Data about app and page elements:
= Beginning of Section =

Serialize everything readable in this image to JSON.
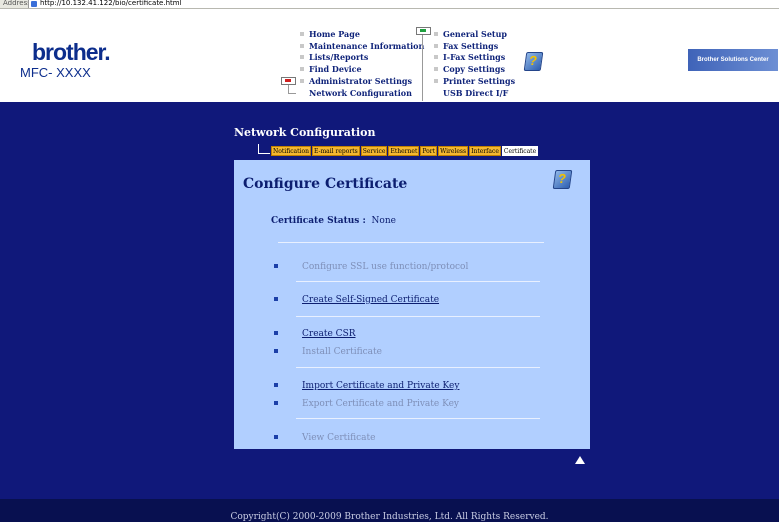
{
  "browser": {
    "address_label": "Address",
    "url": "http://10.132.41.122/bio/certificate.html"
  },
  "header": {
    "logo": "brother",
    "model": "MFC- XXXX",
    "solutions_center": "Brother Solutions Center",
    "menu_left": [
      "Home Page",
      "Maintenance Information",
      "Lists/Reports",
      "Find Device",
      "Administrator Settings",
      "Network Configuration"
    ],
    "menu_right": [
      "General Setup",
      "Fax Settings",
      "I-Fax Settings",
      "Copy Settings",
      "Printer Settings",
      "USB Direct I/F"
    ]
  },
  "section": {
    "title": "Network Configuration",
    "tabs": [
      "Notification",
      "E-mail reports",
      "Service",
      "Ethernet",
      "Port",
      "Wireless",
      "Interface",
      "Certificate"
    ],
    "active_tab": "Certificate"
  },
  "panel": {
    "title": "Configure Certificate",
    "status_label": "Certificate Status :",
    "status_value": "None",
    "items": [
      {
        "label": "Configure SSL use function/protocol",
        "enabled": false
      },
      {
        "label": "Create Self-Signed Certificate",
        "enabled": true
      },
      {
        "label": "Create CSR",
        "enabled": true
      },
      {
        "label": "Install Certificate",
        "enabled": false
      },
      {
        "label": "Import Certificate and Private Key",
        "enabled": true
      },
      {
        "label": "Export Certificate and Private Key",
        "enabled": false
      },
      {
        "label": "View Certificate",
        "enabled": false
      }
    ]
  },
  "footer": {
    "copyright": "Copyright(C) 2000-2009 Brother Industries, Ltd. All Rights Reserved."
  },
  "colors": {
    "background": "#10187a",
    "panel": "#b1cfff",
    "tab": "#f5b830",
    "brand": "#0c2d8c"
  },
  "icons": {
    "help": "help-question-icon",
    "top": "scroll-top-arrow-icon"
  }
}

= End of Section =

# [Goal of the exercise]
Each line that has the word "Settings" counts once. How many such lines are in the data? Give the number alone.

# [Result for this exercise]
5